It’s game week and Clemson offensive coordinator Tony Elliot spent his Monday afternoon fielding questions for reporters as his offense prepares for Saturday’s marquee matchup against Georgia.
Elliott was asked about Clemson’s freshman wide receivers, now that he’s been able to watch them throughout the duration of fall camp and into this week of practice.
He provided returns on Troy Stellato, Beaux Collins and Dacari Collins.
Elliot was asked first about Stellato, who is a bit behind the eight ball. He arrived this summer and is clearly still picking up the playbook.
“Starting with Troy, (he) came in during the summer and was behind the Collins’ boys,” Elliott said. “Very talented. The biggest thing for him is picking up the offense. The first time through, he’s still swimming. Things are moving around. [I’m] very pleased with his ability, we just got to get him to the point where he can function on his own as opposed to
As opposed to Beaux and Dacari, who have been on Clemson’s campus since the spring.
“They’re big guys that are athletic, can run, can play multiple spots for us,” Elliott said. “Great after the catch kind of guys, also can go up and get the high points. I think they fall right in line with the many of the wideouts that we’ve had here.”
Additionally, at the other end of the spectrum, Elliott was asked about Justyn Ross and what the returns have been for Clemson’s No. 1 receiver since he’s returned to the fold after finally being medically cleared.
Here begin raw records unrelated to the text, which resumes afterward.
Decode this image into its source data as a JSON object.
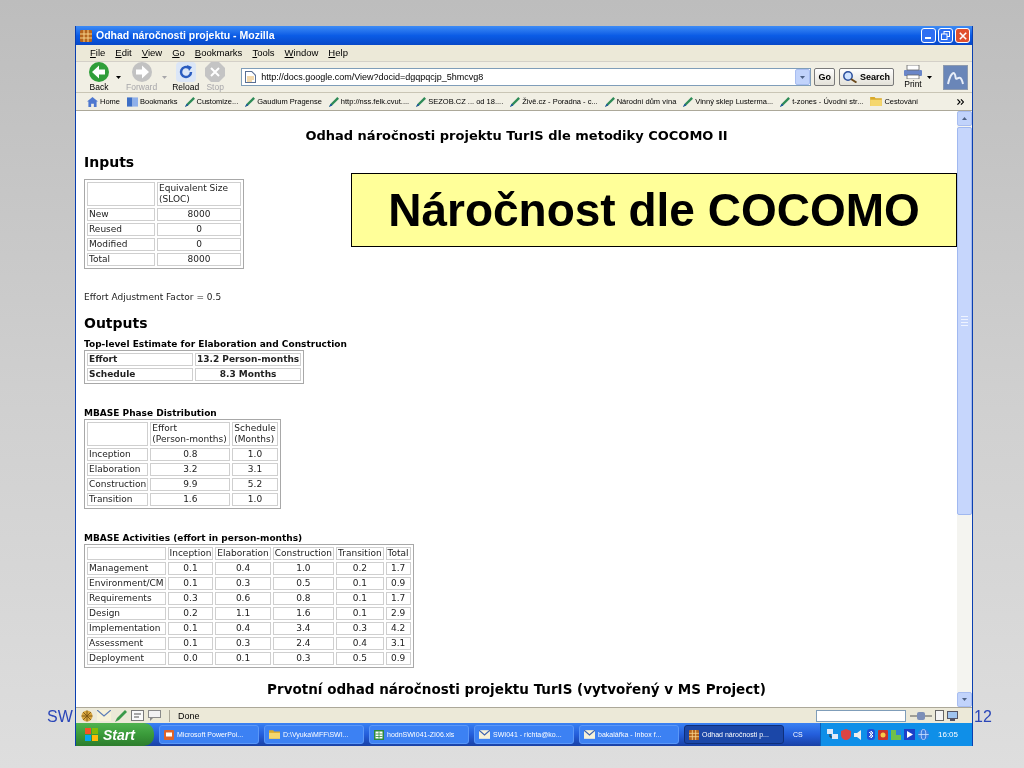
{
  "slide": {
    "footer_left": "SW",
    "page_number": "12",
    "callout": "Náročnost dle COCOMO"
  },
  "window": {
    "title": "Odhad náročnosti projektu - Mozilla"
  },
  "menu": [
    "File",
    "Edit",
    "View",
    "Go",
    "Bookmarks",
    "Tools",
    "Window",
    "Help"
  ],
  "navigation": [
    {
      "label": "Back",
      "kind": "back",
      "disabled": false,
      "has_menu": true
    },
    {
      "label": "Forward",
      "kind": "forward",
      "disabled": true,
      "has_menu": true
    },
    {
      "label": "Reload",
      "kind": "reload",
      "disabled": false,
      "has_menu": false
    },
    {
      "label": "Stop",
      "kind": "stop",
      "disabled": true,
      "has_menu": false
    }
  ],
  "address_bar": {
    "value": "http://docs.google.com/View?docid=dgqpqcjp_5hmcvg8"
  },
  "go_button": "Go",
  "search_button": "Search",
  "print_button": "Print",
  "bookmarks": [
    {
      "label": "Home",
      "kind": "home"
    },
    {
      "label": "Bookmarks",
      "kind": "bookmarks"
    },
    {
      "label": "Customize...",
      "kind": "link"
    },
    {
      "label": "Gaudium Pragense",
      "kind": "link"
    },
    {
      "label": "http://nss.felk.cvut....",
      "kind": "link"
    },
    {
      "label": "SEZOB.CZ ... od 18....",
      "kind": "link"
    },
    {
      "label": "Živě.cz - Poradna - c...",
      "kind": "link"
    },
    {
      "label": "Národní dům vína",
      "kind": "link"
    },
    {
      "label": "Vinný sklep Lusterma...",
      "kind": "link"
    },
    {
      "label": "t-zones - Úvodní str...",
      "kind": "link"
    },
    {
      "label": "Cestování",
      "kind": "folder"
    }
  ],
  "page": {
    "title": "Odhad náročnosti projektu TurIS dle metodiky COCOMO II",
    "inputs": {
      "heading": "Inputs",
      "columns": [
        "Equivalent Size (SLOC)"
      ],
      "rows": [
        {
          "label": "New",
          "values": [
            "8000"
          ]
        },
        {
          "label": "Reused",
          "values": [
            "0"
          ]
        },
        {
          "label": "Modified",
          "values": [
            "0"
          ]
        },
        {
          "label": "Total",
          "values": [
            "8000"
          ]
        }
      ]
    },
    "adjustment_factor": "Effort Adjustment Factor = 0.5",
    "outputs": {
      "heading": "Outputs",
      "estimate": {
        "caption": "Top-level Estimate for Elaboration and Construction",
        "rows": [
          {
            "label": "Effort",
            "value": "13.2 Person-months"
          },
          {
            "label": "Schedule",
            "value": "8.3 Months"
          }
        ]
      },
      "phase_distribution": {
        "caption": "MBASE Phase Distribution",
        "columns": [
          "Effort (Person-months)",
          "Schedule (Months)"
        ],
        "rows": [
          {
            "label": "Inception",
            "values": [
              "0.8",
              "1.0"
            ]
          },
          {
            "label": "Elaboration",
            "values": [
              "3.2",
              "3.1"
            ]
          },
          {
            "label": "Construction",
            "values": [
              "9.9",
              "5.2"
            ]
          },
          {
            "label": "Transition",
            "values": [
              "1.6",
              "1.0"
            ]
          }
        ]
      },
      "activities": {
        "caption": "MBASE Activities (effort in person-months)",
        "columns": [
          "Inception",
          "Elaboration",
          "Construction",
          "Transition",
          "Total"
        ],
        "rows": [
          {
            "label": "Management",
            "values": [
              "0.1",
              "0.4",
              "1.0",
              "0.2",
              "1.7"
            ]
          },
          {
            "label": "Environment/CM",
            "values": [
              "0.1",
              "0.3",
              "0.5",
              "0.1",
              "0.9"
            ]
          },
          {
            "label": "Requirements",
            "values": [
              "0.3",
              "0.6",
              "0.8",
              "0.1",
              "1.7"
            ]
          },
          {
            "label": "Design",
            "values": [
              "0.2",
              "1.1",
              "1.6",
              "0.1",
              "2.9"
            ]
          },
          {
            "label": "Implementation",
            "values": [
              "0.1",
              "0.4",
              "3.4",
              "0.3",
              "4.2"
            ]
          },
          {
            "label": "Assessment",
            "values": [
              "0.1",
              "0.3",
              "2.4",
              "0.4",
              "3.1"
            ]
          },
          {
            "label": "Deployment",
            "values": [
              "0.0",
              "0.1",
              "0.3",
              "0.5",
              "0.9"
            ]
          }
        ]
      }
    },
    "next_heading": "Prvotní odhad náročnosti projektu TurIS (vytvořený v MS Project)"
  },
  "status_bar": {
    "text": "Done"
  },
  "taskbar": {
    "start": "Start",
    "tasks": [
      {
        "label": "Microsoft PowerPoi...",
        "kind": "presentation",
        "selected": false
      },
      {
        "label": "D:\\Vyuka\\MFF\\SWI...",
        "kind": "folder",
        "selected": false
      },
      {
        "label": "hodnSWI041-ZI06.xls",
        "kind": "spreadsheet",
        "selected": false
      },
      {
        "label": "SWI041 - richta@ko...",
        "kind": "mail",
        "selected": false
      },
      {
        "label": "bakalářka - Inbox f...",
        "kind": "mail",
        "selected": false
      },
      {
        "label": "Odhad náročnosti p...",
        "kind": "browser",
        "selected": true
      }
    ],
    "language": "CS",
    "clock": "16:05"
  }
}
“You can tell that Ross is working his tail off,” he added. “He looks explosive and also you can tell that he’s putting in work from a knowledge standpoint too. You’re able to jump right in and just go function and he hasn’t practiced in a formal setting in about a year now.”
Outside of Ross, has anyone started to separate themselves in the wide receiver room?
“Frank (Ladson, Jr.) has had a good camp. (Joseph) Ngata is starting to come on, you’re starting to see what we thought we had in Joe,” Elliot said. “And then Ajou, Ajou is a guy we talk about a lot. He’s made tremendous, tremendous strides. Sometimes you put on the tape and you’re like, ‘Wow that was Ajou.” Just the nuances and the details are starting to emerge now that he has a better understanding of the scheme and he can play technically a little more sound.”
Elliot almost forgot E.J. Williams.
“You just kind of take E.J. for granted, but E.J. is very similar to Ross,” Elliott added. “He’s been a guy that’s been a putty guy for us. We’ve moved him around, put him in different spots and he’s handled that well. He’s electric…can make the acrobatic catches and he’s a physical guy too. That’s what I like about E.J., is that he might not be the biggest guy, but he’ll put his nose in there on the perimeter. I think he’s going to be a guy that’s going to be like a given…He’s had a great camp.”